Basis for Corn a Concern for Cattle Feeders

June 8, 2011 03:35 AM

Live cattle trade for the week ending June 3, 2011 was steady with the previous week. Although the live and feeder cattle markets act lethargic, it appears that a short term support area may be established.  However, as we are only entering the summer feeding season, it is unlikely that the market has seen a bottom in the summer contracts. 

Corn price has continued to rally, but more importantly the basis situation from Kansas to Texas has become a common issue of discussion.  The basis for corn delivered to Hereford, TX averaged approximately $0.70/bu for May. 

Gross arithmetic tells the cattle feeder that cost of gain will be increased approximately $0.04/lb from corn basis alone. Cattle feeders are becoming much more willing to look at alternatives to corn; including wheat and increased use of corn by-products. 

As the drought has shown little sign of easing throughout the Southwest, cattle placements into feedyards have accelerated over the last couple of months.  This may lead to a higher than expected supply of cattle for late summer and early fall.  With that the supply of feeder cattle has kept prices relatively stable as cattle feeders show an appetite to place cattle on feed although grain and live cattle prices do not allow the feeder to pencil a positive breakeven.    

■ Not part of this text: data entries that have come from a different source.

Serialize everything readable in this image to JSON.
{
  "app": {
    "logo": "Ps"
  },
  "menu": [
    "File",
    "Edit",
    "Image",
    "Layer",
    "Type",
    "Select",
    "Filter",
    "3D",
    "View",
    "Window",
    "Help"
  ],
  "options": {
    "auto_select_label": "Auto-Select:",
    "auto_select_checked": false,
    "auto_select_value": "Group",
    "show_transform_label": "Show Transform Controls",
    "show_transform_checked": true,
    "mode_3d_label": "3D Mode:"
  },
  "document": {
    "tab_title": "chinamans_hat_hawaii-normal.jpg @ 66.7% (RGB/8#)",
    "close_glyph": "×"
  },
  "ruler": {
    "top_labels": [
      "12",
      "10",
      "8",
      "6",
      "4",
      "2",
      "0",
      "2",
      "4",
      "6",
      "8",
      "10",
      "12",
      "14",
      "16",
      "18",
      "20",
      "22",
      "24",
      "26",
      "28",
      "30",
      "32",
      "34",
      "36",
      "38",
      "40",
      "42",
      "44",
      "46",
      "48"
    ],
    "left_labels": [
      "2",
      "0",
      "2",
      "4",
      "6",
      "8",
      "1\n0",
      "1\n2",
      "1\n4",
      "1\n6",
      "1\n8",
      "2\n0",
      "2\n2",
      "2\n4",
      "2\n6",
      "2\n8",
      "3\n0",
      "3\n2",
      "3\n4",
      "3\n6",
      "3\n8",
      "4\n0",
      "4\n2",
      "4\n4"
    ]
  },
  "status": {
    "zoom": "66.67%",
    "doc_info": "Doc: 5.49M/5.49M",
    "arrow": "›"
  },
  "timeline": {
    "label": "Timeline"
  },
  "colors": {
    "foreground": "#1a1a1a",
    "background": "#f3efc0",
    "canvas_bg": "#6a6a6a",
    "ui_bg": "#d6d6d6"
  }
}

Weekly USDA feeder cattle prices for TX and OK were used to calculate projected breakevens on cattle bought last week, week ending June 3, 2011.  Breakevens were calculated for each weight group within sex (steer and heifer).  Ration price, $/ton dmb, was estimated at $320.  Other variables including interest, yardage and % feed financed were estimated to be 6%, $0.05/d and 100%; respectively.  As it is known that actual input estimates will vary greatly by region and by yard within region, our goal is to illustrate pricing differentials between weight classes and sexes of cattle. 

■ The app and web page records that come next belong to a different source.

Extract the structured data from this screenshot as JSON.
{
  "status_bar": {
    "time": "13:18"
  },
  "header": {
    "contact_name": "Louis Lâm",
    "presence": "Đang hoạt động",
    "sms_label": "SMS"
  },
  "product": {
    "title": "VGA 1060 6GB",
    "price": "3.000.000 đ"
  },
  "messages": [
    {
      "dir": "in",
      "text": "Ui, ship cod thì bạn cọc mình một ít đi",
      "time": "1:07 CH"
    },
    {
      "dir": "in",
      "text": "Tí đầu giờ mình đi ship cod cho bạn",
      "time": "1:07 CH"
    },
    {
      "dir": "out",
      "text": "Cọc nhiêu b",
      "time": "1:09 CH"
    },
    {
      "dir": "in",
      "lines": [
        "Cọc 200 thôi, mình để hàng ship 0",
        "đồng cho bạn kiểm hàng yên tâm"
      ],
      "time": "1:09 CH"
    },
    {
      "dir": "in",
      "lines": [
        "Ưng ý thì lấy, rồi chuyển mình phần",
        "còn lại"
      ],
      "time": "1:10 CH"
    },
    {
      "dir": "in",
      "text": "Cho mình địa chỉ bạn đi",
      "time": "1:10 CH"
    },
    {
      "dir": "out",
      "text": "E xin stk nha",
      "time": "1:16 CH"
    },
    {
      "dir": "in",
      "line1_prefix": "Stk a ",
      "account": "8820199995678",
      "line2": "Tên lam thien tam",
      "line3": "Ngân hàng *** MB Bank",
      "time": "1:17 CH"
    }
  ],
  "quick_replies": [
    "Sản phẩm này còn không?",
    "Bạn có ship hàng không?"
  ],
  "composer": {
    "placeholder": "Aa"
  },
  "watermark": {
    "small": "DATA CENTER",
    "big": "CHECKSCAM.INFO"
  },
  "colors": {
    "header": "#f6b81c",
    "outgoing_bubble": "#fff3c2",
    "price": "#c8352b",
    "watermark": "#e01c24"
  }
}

Back to news



Spell Check

No comments have been posted to this News Article

Corn College TV Education Series


Get nearly 8 hours of educational video with Farm Journal's top agronomists. Produced in the field and neatly organized by topic, from spring prep to post-harvest. Order now!


Market Data provided by
Brought to you by Beyer